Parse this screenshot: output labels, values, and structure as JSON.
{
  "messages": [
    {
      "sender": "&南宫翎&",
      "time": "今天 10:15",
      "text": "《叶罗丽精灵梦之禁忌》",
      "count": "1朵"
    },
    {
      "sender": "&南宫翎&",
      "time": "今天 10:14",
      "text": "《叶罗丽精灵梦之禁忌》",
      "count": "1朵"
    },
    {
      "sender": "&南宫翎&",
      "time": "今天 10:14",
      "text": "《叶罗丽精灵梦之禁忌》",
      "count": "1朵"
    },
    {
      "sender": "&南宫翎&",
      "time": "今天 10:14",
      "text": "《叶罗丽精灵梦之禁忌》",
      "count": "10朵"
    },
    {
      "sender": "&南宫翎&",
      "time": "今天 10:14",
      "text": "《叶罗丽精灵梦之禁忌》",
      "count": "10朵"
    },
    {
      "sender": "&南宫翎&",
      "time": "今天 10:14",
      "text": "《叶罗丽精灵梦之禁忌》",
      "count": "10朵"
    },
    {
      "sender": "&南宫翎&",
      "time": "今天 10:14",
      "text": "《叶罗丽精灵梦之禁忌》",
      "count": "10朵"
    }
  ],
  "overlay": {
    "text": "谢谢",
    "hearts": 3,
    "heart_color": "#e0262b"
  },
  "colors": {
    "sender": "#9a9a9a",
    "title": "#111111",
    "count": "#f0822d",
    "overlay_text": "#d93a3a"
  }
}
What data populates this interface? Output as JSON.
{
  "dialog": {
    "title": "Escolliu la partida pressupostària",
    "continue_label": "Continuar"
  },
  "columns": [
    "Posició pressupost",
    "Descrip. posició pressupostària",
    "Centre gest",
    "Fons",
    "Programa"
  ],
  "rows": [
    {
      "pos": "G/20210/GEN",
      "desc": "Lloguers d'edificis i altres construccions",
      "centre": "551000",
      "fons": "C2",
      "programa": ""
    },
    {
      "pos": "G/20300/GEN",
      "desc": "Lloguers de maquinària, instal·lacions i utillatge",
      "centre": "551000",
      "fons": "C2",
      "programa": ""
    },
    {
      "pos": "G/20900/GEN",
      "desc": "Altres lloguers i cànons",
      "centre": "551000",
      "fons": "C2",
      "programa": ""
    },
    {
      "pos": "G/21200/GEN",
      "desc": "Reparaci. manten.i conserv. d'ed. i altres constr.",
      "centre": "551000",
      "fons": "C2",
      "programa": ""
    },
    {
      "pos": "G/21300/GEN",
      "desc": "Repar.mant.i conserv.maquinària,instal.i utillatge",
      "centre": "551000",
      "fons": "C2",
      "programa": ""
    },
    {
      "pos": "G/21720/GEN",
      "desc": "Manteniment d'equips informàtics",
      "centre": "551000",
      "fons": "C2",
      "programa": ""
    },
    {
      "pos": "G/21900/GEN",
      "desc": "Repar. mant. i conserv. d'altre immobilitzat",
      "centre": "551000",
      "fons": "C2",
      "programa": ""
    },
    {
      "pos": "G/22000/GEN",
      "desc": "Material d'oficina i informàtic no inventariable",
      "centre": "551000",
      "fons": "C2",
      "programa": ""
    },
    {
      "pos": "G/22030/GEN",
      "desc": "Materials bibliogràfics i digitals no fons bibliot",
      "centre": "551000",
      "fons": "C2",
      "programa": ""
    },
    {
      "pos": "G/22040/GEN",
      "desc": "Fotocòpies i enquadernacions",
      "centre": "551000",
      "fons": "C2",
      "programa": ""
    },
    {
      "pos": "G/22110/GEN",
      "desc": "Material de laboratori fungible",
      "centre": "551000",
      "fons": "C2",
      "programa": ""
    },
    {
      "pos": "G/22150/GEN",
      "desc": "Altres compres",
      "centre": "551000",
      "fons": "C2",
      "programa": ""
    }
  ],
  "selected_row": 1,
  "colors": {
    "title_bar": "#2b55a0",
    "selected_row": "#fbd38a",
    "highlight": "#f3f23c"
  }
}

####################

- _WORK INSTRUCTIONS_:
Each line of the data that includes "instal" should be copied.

- _EXERCISE ANSWER_:
      "desc": "Lloguers de maquinària, instal·lacions i utillatge",
      "desc": "Repar.mant.i conserv.maquinària,instal.i utillatge",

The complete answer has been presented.